Giving honor where it is owed
I was born too late for Korea and too early for Vietnam. Though the prediction in the early 70s was that children not yet born would fight in Vietnam, thankfully, that was not to be. When I became eligible for the draft in 1975, there was no need for my services. At the time, I could not have been happier that I was headed to Chapel Hill and not Da Nang. But as I got older, I often regretted not serving my country in the military. I have always been, and will forever be grateful for those who have done so.
Last week, I had the opportunity to hear Tim Lee speak at Liberty University.
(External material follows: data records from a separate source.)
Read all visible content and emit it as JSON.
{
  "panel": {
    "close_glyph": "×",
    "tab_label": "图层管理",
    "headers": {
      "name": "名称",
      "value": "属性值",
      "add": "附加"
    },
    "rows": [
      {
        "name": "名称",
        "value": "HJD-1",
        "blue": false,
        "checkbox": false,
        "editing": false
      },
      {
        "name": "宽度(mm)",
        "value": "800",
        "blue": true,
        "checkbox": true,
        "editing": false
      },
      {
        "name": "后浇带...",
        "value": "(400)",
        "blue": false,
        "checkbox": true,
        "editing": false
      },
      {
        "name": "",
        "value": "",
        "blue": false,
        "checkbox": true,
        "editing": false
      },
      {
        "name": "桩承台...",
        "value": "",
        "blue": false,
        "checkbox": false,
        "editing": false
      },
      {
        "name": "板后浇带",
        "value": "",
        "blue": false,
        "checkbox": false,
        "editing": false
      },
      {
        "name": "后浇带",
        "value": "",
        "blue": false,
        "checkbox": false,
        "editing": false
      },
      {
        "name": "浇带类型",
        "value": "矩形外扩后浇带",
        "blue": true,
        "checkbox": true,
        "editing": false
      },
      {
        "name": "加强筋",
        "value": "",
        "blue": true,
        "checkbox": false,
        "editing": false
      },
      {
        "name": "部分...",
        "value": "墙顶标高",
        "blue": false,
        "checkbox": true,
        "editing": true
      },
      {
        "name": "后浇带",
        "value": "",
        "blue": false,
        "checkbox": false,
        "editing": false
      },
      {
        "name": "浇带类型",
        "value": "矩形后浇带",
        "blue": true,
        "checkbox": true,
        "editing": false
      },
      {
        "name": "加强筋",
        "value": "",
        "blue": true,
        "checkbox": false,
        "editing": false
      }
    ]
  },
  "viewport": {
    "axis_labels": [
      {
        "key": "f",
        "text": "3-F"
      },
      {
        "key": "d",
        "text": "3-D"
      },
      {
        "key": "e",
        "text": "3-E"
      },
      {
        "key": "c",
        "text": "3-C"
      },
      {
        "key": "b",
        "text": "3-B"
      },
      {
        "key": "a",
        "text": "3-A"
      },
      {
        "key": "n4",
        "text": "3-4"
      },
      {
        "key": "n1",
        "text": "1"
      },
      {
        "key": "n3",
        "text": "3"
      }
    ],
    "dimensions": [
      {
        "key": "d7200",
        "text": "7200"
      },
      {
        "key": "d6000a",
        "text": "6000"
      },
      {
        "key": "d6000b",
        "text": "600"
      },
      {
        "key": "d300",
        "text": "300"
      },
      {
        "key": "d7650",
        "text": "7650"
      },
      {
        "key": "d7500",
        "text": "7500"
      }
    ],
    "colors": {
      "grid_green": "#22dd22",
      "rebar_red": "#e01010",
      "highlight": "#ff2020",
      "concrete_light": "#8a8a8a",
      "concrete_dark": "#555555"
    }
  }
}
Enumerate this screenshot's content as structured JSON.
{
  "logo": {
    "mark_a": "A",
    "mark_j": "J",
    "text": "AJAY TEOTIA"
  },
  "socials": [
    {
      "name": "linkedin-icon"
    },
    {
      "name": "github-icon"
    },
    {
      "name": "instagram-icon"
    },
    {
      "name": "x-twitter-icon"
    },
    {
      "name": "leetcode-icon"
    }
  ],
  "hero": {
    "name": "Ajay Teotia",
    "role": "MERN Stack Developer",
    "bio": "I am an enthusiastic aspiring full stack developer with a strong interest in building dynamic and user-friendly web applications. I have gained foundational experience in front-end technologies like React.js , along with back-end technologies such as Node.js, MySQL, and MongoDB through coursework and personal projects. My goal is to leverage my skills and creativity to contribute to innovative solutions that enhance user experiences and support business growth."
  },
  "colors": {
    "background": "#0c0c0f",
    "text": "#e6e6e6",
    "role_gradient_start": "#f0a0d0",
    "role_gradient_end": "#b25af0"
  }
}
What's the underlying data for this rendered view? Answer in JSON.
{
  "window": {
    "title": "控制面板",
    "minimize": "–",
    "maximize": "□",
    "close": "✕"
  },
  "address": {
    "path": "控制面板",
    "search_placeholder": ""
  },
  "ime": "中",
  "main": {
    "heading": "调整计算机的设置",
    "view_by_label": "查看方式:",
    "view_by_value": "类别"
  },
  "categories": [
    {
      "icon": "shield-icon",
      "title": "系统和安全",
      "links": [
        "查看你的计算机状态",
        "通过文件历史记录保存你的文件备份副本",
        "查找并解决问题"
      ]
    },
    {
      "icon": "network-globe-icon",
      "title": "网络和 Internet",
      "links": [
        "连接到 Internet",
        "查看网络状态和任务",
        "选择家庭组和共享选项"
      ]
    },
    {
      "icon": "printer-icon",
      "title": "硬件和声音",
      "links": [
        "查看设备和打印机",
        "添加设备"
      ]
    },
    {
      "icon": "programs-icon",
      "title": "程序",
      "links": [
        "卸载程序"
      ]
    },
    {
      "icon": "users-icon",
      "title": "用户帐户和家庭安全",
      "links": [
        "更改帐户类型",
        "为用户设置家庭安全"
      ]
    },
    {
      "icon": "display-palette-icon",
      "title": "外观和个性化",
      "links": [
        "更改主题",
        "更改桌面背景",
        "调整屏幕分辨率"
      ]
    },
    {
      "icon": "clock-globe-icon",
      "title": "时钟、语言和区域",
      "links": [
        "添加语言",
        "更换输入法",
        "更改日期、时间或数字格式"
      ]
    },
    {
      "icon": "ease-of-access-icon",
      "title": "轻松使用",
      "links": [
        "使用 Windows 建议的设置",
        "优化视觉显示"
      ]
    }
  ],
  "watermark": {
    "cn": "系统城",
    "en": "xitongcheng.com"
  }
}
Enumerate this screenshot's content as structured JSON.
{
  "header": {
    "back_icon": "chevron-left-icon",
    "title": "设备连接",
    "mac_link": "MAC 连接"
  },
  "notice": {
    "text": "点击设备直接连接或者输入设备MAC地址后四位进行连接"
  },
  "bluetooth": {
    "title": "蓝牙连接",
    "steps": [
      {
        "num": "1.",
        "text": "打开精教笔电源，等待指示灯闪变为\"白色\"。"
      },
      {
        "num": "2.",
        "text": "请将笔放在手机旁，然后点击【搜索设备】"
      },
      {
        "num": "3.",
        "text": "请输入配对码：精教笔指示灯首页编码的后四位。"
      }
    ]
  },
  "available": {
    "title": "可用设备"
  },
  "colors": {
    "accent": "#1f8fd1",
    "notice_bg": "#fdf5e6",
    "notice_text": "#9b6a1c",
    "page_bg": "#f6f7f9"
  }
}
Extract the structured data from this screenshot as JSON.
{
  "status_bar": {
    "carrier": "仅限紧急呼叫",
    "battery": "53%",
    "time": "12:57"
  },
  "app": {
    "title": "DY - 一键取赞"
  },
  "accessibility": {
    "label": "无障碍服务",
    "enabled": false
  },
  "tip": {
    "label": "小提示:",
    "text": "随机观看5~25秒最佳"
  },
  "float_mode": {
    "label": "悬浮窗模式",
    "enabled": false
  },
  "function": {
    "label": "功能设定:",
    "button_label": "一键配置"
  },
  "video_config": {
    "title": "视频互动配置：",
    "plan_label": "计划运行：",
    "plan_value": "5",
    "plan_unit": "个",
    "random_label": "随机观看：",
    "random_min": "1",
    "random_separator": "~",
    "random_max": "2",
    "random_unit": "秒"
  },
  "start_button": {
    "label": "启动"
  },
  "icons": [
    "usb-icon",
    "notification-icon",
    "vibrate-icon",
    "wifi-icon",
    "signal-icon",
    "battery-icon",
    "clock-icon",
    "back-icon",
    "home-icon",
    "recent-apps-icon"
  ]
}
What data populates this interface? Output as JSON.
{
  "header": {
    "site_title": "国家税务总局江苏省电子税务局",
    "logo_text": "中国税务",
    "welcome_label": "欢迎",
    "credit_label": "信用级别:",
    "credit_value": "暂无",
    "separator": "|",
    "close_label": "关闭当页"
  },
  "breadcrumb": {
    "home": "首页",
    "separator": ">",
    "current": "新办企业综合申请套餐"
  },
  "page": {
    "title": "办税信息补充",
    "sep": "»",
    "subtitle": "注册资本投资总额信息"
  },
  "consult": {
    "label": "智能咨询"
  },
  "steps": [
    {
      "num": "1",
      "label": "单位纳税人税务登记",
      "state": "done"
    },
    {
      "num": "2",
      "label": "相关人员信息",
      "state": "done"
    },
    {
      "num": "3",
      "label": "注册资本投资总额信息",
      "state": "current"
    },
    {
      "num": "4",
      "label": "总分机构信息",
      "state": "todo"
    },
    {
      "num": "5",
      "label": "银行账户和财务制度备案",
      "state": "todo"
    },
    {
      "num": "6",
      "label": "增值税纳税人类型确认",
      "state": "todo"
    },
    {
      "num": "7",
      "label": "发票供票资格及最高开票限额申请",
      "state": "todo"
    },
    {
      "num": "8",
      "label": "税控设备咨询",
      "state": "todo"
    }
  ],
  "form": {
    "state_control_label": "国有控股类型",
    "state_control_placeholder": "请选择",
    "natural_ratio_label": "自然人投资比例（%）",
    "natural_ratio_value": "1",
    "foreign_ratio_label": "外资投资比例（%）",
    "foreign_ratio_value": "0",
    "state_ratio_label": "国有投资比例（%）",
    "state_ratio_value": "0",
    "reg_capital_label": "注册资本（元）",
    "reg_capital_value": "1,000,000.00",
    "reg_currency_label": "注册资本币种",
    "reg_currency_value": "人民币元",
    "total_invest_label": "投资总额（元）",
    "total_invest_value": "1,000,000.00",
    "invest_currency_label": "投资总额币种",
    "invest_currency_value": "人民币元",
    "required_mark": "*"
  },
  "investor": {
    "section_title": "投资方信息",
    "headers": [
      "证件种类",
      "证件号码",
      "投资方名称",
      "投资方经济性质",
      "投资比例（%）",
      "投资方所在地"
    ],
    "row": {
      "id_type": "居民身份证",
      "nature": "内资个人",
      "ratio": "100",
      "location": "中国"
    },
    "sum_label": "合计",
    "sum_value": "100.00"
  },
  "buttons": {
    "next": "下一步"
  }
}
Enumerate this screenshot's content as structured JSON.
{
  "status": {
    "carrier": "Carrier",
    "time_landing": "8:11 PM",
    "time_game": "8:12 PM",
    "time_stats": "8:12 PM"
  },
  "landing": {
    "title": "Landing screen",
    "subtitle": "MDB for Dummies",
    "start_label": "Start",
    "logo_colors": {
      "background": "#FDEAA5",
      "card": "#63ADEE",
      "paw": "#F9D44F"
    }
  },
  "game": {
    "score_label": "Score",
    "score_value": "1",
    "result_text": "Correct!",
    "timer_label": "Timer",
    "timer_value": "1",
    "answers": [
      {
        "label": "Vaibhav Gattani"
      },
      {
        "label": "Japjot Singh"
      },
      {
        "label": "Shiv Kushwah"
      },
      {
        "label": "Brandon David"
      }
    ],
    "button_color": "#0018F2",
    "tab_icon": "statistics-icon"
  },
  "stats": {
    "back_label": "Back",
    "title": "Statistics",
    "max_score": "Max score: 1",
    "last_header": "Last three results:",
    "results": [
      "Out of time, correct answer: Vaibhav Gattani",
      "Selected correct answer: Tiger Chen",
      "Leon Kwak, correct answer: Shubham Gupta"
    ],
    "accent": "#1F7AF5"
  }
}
In 1971, Lee stepped on a 60-pound box mine in Vietnam and lost both of his legs. “One last step, and then it happened — my boot landed squarely on what felt like a miniature volcano. A deafening blast rammed through my body. As Earl Lewis, the fifth man in formation later testified, I disappeared in the sudden eruption. As a cloud of black smoke shot into the sky, hot fire surged through what remained of my legs … Corporal Lee Gore knelt down and picked me up in his arms and braced my back on his knees. He began to pray out loud. I was shaking terribly and literally covered in my own blood.”
It was a miracle that Lee survived, and there were times during his recovery from 13 major operations that he did not want to live. Since then, Lee has spoken around the world from his wheelchair about his service, his suffering, and his Savior. One of the first things he said to the thousands gathered in the Vine Center on Liberty’s campus was, “Some of you may be offended by what I say to you this morning as I speak honestly about Jesus Christ. But that’s OK. I didn’t travel ten thousand miles to another country and lose my legs just to come back here and be politically correct.”
As we honor veterans this week, I am thankful for men like Tim Lee. There are many more like him, men and women who have served their country in the armed forces. One of those was my uncle.
This summer I attended the funeral of William Conrad Fox, who died at the ripe old age of 90. The last time I had seen him, Conrad was living in a healthcare facility in Greensboro. He was in his wheelchair and all dressed up that morning, wearing slacks and a buttoned-up long sleeve shirt, ready to go play bingo down the hall. I asked him if he always dressed up like that and he laughed and said that’s the only way he knows how to dress. I didn’t want to keep him from his bingo game, but Uncle Conrad waved his hand and said there was always another game tomorrow. He told me about joining the Army and serving in the 75th Infantry Division during World War II. He was at the Battle of the Bulge, where the temperatures reached a bone-chilling 20-below zero on the battlefield, and the snow was two feet deep. He joked that the men in his battalion said they wouldn’t have to go to hell, since they had already been there. When he returned home, Conrad couldn’t feel his feet for six months.
The Bible says we are to give “respect to whom respect is owed, honor to whom honor is owed.” Tim, Conrad, and the millions of others who have fought for our freedom, we honor you.